> **What to do**: From the records, return each line that has the word "shortcut" in it.

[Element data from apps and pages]
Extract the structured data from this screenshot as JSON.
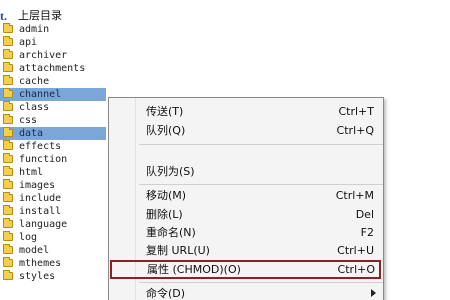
{
  "file_list": {
    "parent_dir_label": "上层目录",
    "folders": [
      {
        "name": "admin",
        "selected": false
      },
      {
        "name": "api",
        "selected": false
      },
      {
        "name": "archiver",
        "selected": false
      },
      {
        "name": "attachments",
        "selected": false
      },
      {
        "name": "cache",
        "selected": false
      },
      {
        "name": "channel",
        "selected": true
      },
      {
        "name": "class",
        "selected": false
      },
      {
        "name": "css",
        "selected": false
      },
      {
        "name": "data",
        "selected": true
      },
      {
        "name": "effects",
        "selected": false
      },
      {
        "name": "function",
        "selected": false
      },
      {
        "name": "html",
        "selected": false
      },
      {
        "name": "images",
        "selected": false
      },
      {
        "name": "include",
        "selected": false
      },
      {
        "name": "install",
        "selected": false
      },
      {
        "name": "language",
        "selected": false
      },
      {
        "name": "log",
        "selected": false
      },
      {
        "name": "model",
        "selected": false
      },
      {
        "name": "mthemes",
        "selected": false
      },
      {
        "name": "styles",
        "selected": false
      }
    ]
  },
  "context_menu": {
    "items": [
      {
        "label": "传送(T)",
        "shortcut": "Ctrl+T",
        "submenu": false,
        "highlighted": false
      },
      {
        "label": "队列(Q)",
        "shortcut": "Ctrl+Q",
        "submenu": false,
        "highlighted": false
      },
      {
        "label": "队列为(S)",
        "shortcut": "",
        "submenu": false,
        "highlighted": false
      },
      {
        "label": "移动(M)",
        "shortcut": "Ctrl+M",
        "submenu": false,
        "highlighted": false
      },
      {
        "label": "删除(L)",
        "shortcut": "Del",
        "submenu": false,
        "highlighted": false
      },
      {
        "label": "重命名(N)",
        "shortcut": "F2",
        "submenu": false,
        "highlighted": false
      },
      {
        "label": "复制 URL(U)",
        "shortcut": "Ctrl+U",
        "submenu": false,
        "highlighted": false
      },
      {
        "label": "属性 (CHMOD)(O)",
        "shortcut": "Ctrl+O",
        "submenu": false,
        "highlighted": true
      },
      {
        "label": "命令(D)",
        "shortcut": "",
        "submenu": true,
        "highlighted": false
      }
    ]
  },
  "colors": {
    "selection": "#7aa6d8",
    "highlight_outline": "#8d2027",
    "folder_yellow": "#f2cf4f",
    "menu_background": "#f4f4f4"
  }
}
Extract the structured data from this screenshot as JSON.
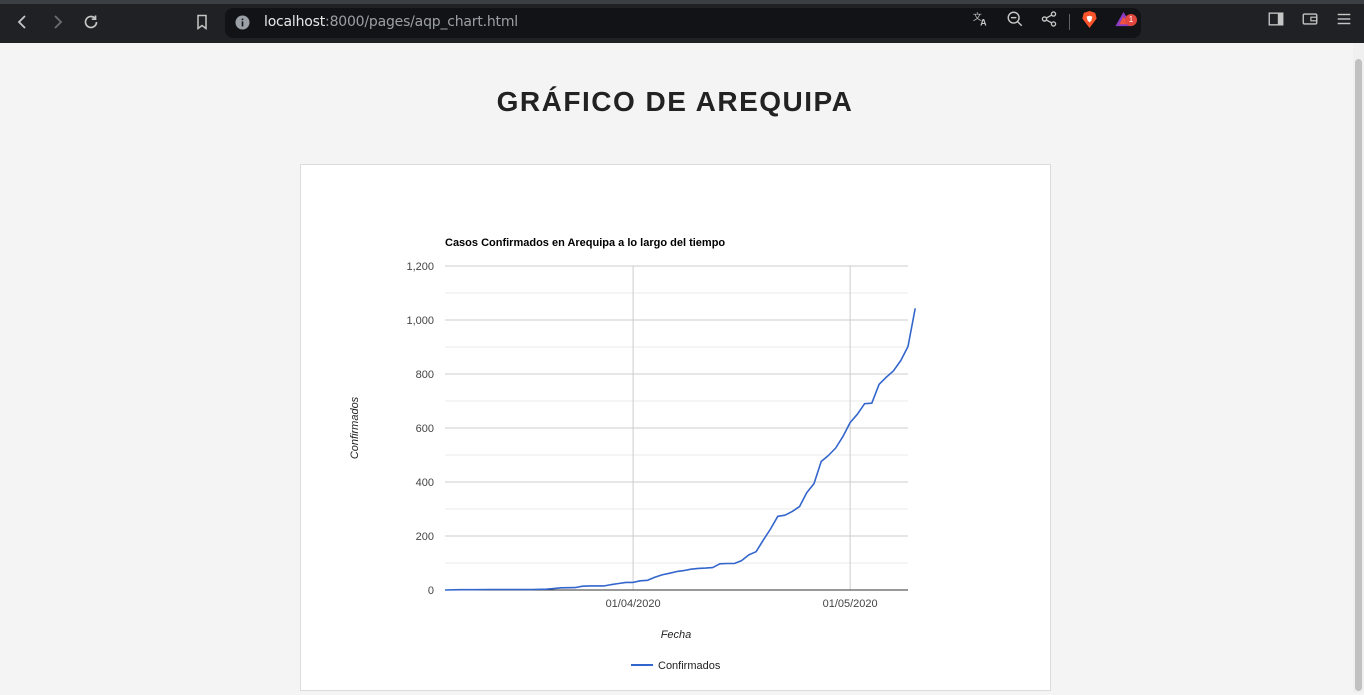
{
  "browser": {
    "url_host": "localhost",
    "url_rest": ":8000/pages/aqp_chart.html",
    "notification_count": "1"
  },
  "page": {
    "title": "GRÁFICO DE AREQUIPA"
  },
  "chart_data": {
    "type": "line",
    "title": "Casos Confirmados en Arequipa a lo largo del tiempo",
    "xlabel": "Fecha",
    "ylabel": "Confirmados",
    "ylim": [
      0,
      1200
    ],
    "yticks": [
      "0",
      "200",
      "400",
      "600",
      "800",
      "1,000",
      "1,200"
    ],
    "xticks": [
      {
        "label": "01/04/2020",
        "date": "2020-04-01"
      },
      {
        "label": "01/05/2020",
        "date": "2020-05-01"
      }
    ],
    "xlim": [
      "2020-03-06",
      "2020-05-09"
    ],
    "grid": true,
    "legend_position": "bottom",
    "series": [
      {
        "name": "Confirmados",
        "color": "#3366cc",
        "points": [
          [
            "2020-03-06",
            0
          ],
          [
            "2020-03-08",
            1
          ],
          [
            "2020-03-10",
            1
          ],
          [
            "2020-03-12",
            2
          ],
          [
            "2020-03-14",
            2
          ],
          [
            "2020-03-16",
            2
          ],
          [
            "2020-03-18",
            2
          ],
          [
            "2020-03-20",
            3
          ],
          [
            "2020-03-21",
            5
          ],
          [
            "2020-03-22",
            8
          ],
          [
            "2020-03-24",
            9
          ],
          [
            "2020-03-25",
            14
          ],
          [
            "2020-03-26",
            15
          ],
          [
            "2020-03-28",
            15
          ],
          [
            "2020-03-29",
            20
          ],
          [
            "2020-03-30",
            24
          ],
          [
            "2020-03-31",
            28
          ],
          [
            "2020-04-01",
            28
          ],
          [
            "2020-04-02",
            34
          ],
          [
            "2020-04-03",
            36
          ],
          [
            "2020-04-04",
            47
          ],
          [
            "2020-04-05",
            56
          ],
          [
            "2020-04-06",
            62
          ],
          [
            "2020-04-07",
            68
          ],
          [
            "2020-04-08",
            72
          ],
          [
            "2020-04-09",
            77
          ],
          [
            "2020-04-10",
            80
          ],
          [
            "2020-04-11",
            81
          ],
          [
            "2020-04-12",
            83
          ],
          [
            "2020-04-13",
            97
          ],
          [
            "2020-04-14",
            98
          ],
          [
            "2020-04-15",
            98
          ],
          [
            "2020-04-16",
            109
          ],
          [
            "2020-04-17",
            130
          ],
          [
            "2020-04-18",
            142
          ],
          [
            "2020-04-19",
            185
          ],
          [
            "2020-04-20",
            226
          ],
          [
            "2020-04-21",
            273
          ],
          [
            "2020-04-22",
            277
          ],
          [
            "2020-04-23",
            291
          ],
          [
            "2020-04-24",
            309
          ],
          [
            "2020-04-25",
            360
          ],
          [
            "2020-04-26",
            394
          ],
          [
            "2020-04-27",
            476
          ],
          [
            "2020-04-28",
            498
          ],
          [
            "2020-04-29",
            526
          ],
          [
            "2020-04-30",
            568
          ],
          [
            "2020-05-01",
            620
          ],
          [
            "2020-05-02",
            651
          ],
          [
            "2020-05-03",
            690
          ],
          [
            "2020-05-04",
            692
          ],
          [
            "2020-05-05",
            762
          ],
          [
            "2020-05-06",
            788
          ],
          [
            "2020-05-07",
            812
          ],
          [
            "2020-05-08",
            850
          ],
          [
            "2020-05-09",
            902
          ],
          [
            "2020-05-10",
            1043
          ]
        ]
      }
    ]
  }
}
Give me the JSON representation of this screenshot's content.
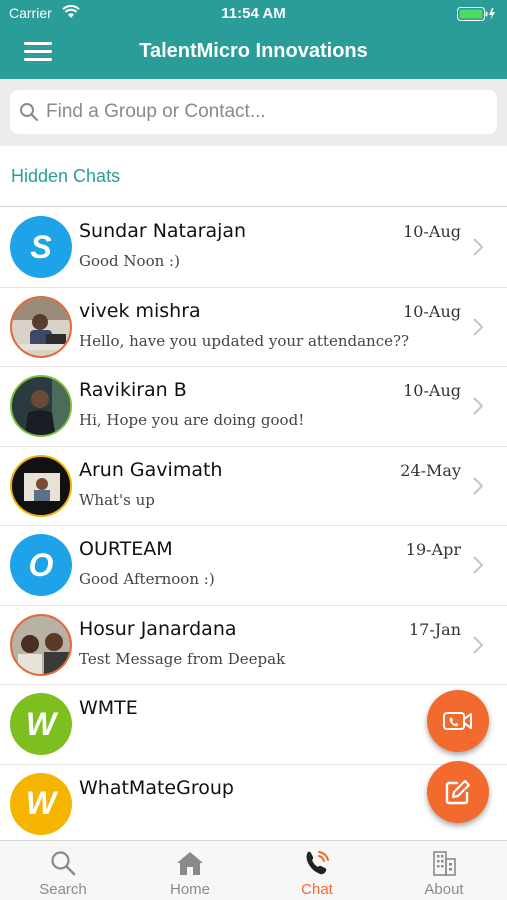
{
  "status": {
    "carrier": "Carrier",
    "time": "11:54 AM"
  },
  "header": {
    "title": "TalentMicro Innovations",
    "menu_icon": "hamburger-menu-icon"
  },
  "search": {
    "placeholder": "Find a Group or Contact..."
  },
  "hidden_chats_label": "Hidden Chats",
  "chats": [
    {
      "name": "Sundar Natarajan",
      "date": "10-Aug",
      "message": "Good Noon :)",
      "avatar_letter": "S",
      "avatar_color": "#1ea3e8"
    },
    {
      "name": "vivek mishra",
      "date": "10-Aug",
      "message": "Hello, have you updated your attendance??"
    },
    {
      "name": "Ravikiran B",
      "date": "10-Aug",
      "message": "Hi, Hope you are doing good!"
    },
    {
      "name": "Arun Gavimath",
      "date": "24-May",
      "message": "What's up"
    },
    {
      "name": "OURTEAM",
      "date": "19-Apr",
      "message": "Good Afternoon :)",
      "avatar_letter": "O",
      "avatar_color": "#1ea3e8"
    },
    {
      "name": "Hosur Janardana",
      "date": "17-Jan",
      "message": "Test Message from Deepak"
    },
    {
      "name": "WMTE",
      "date": "",
      "message": "",
      "avatar_letter": "W",
      "avatar_color": "#7cbf1f"
    },
    {
      "name": "WhatMateGroup",
      "date": "",
      "message": "",
      "avatar_letter": "W",
      "avatar_color": "#f5b400"
    }
  ],
  "tabs": [
    {
      "label": "Search",
      "icon": "search-icon"
    },
    {
      "label": "Home",
      "icon": "home-icon"
    },
    {
      "label": "Chat",
      "icon": "chat-phone-icon",
      "active": true
    },
    {
      "label": "About",
      "icon": "building-icon"
    }
  ],
  "colors": {
    "teal": "#2a9d98",
    "accent_orange": "#f26a2d"
  }
}
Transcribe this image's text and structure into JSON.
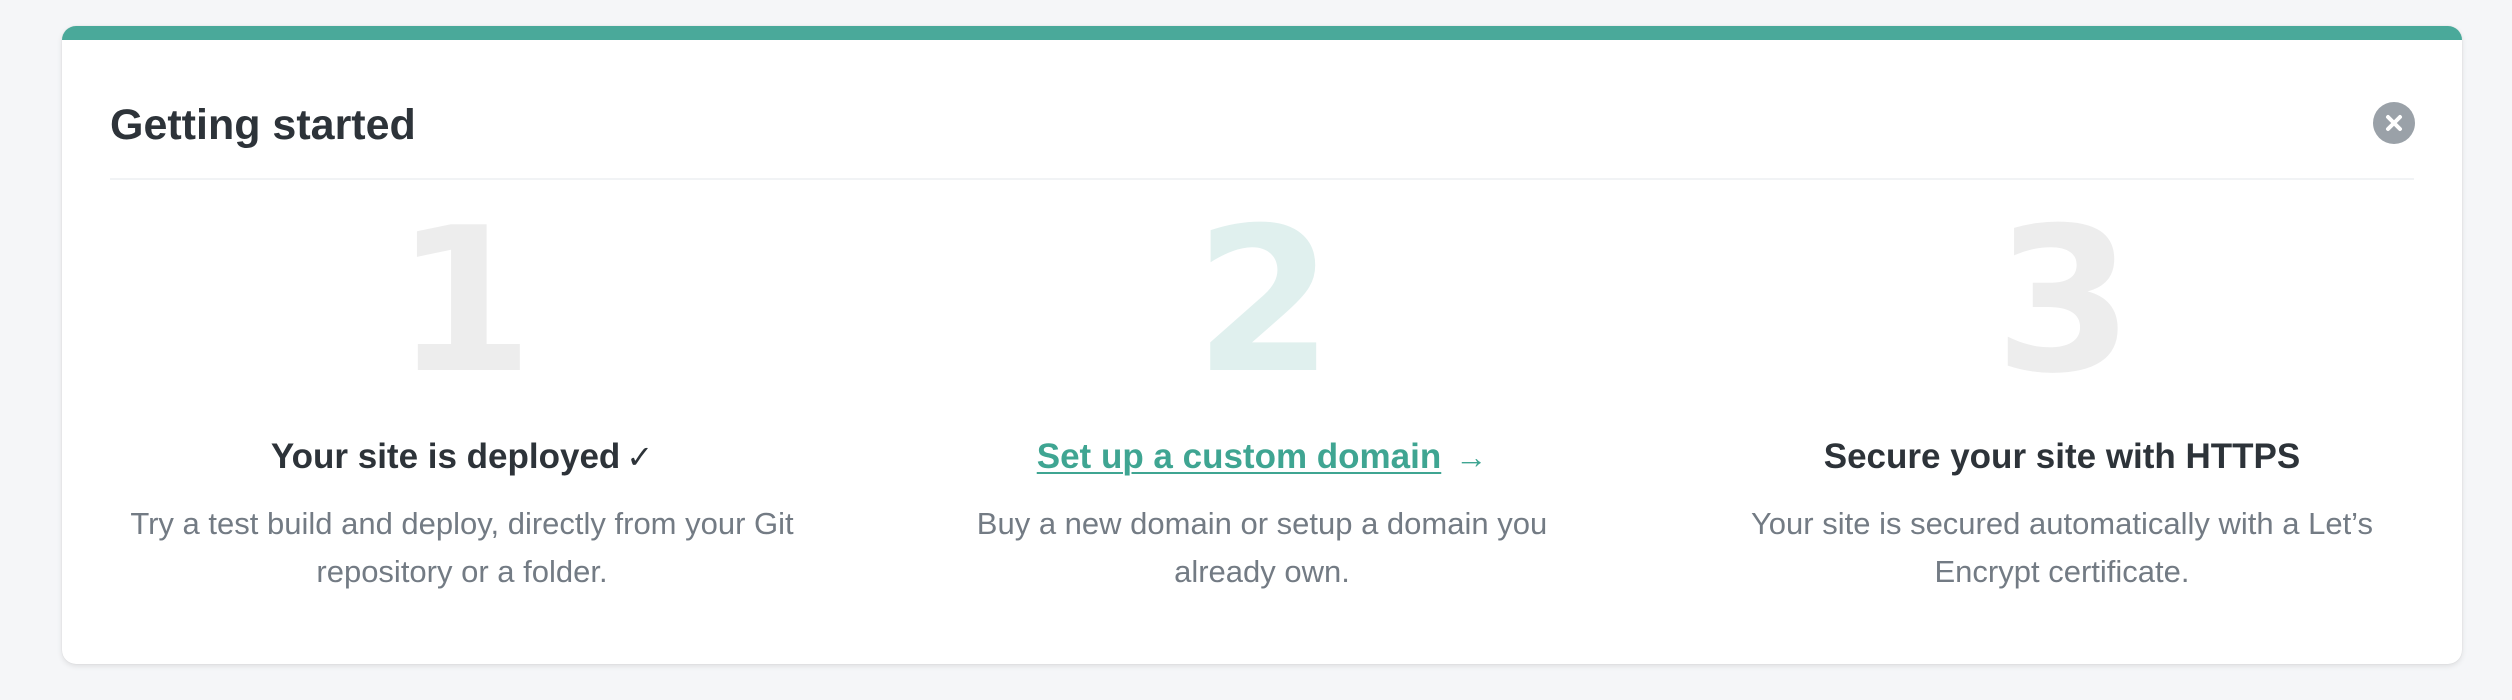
{
  "card": {
    "title": "Getting started",
    "accent_color": "#4aa99a",
    "close_icon": "close-icon"
  },
  "steps": [
    {
      "number": "1",
      "title": "Your site is deployed",
      "status_icon": "checkmark-icon",
      "status_glyph": "✓",
      "desc_line1": "Try a test build and deploy, directly from your Git",
      "desc_line2": "repository or a folder."
    },
    {
      "number": "2",
      "title": "Set up a custom domain",
      "link_color": "#3fa592",
      "arrow_icon": "arrow-right-icon",
      "arrow_glyph": "→",
      "desc_line1": "Buy a new domain or setup a domain you",
      "desc_line2": "already own."
    },
    {
      "number": "3",
      "title": "Secure your site with HTTPS",
      "desc_line1": "Your site is secured automatically with a Let’s",
      "desc_line2": "Encrypt certificate."
    }
  ]
}
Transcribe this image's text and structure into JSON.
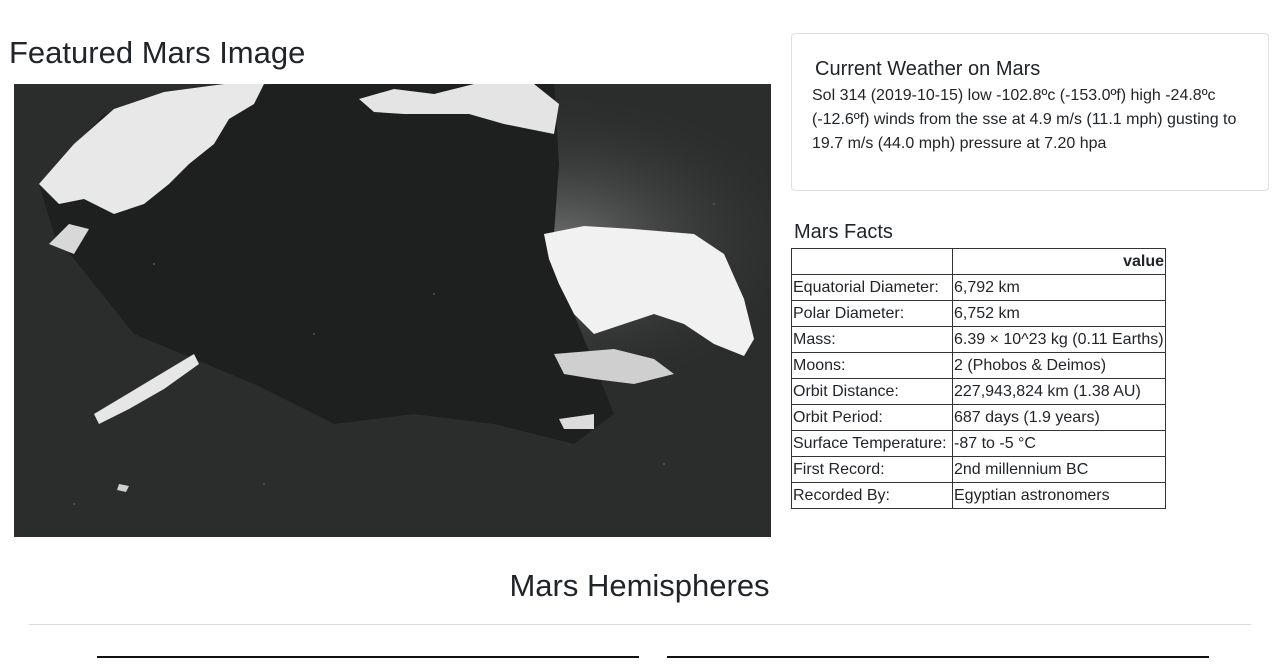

> **Response**:
        "shortcut": "Ctrl+T",
        "shortcut": "Ctrl+Q",
        "shortcut": "",
        "shortcut": "Ctrl+M",
        "shortcut": "Del",
        "shortcut": "F2",
        "shortcut": "Ctrl+U",
        "shortcut": "Ctrl+O",
        "shortcut": "",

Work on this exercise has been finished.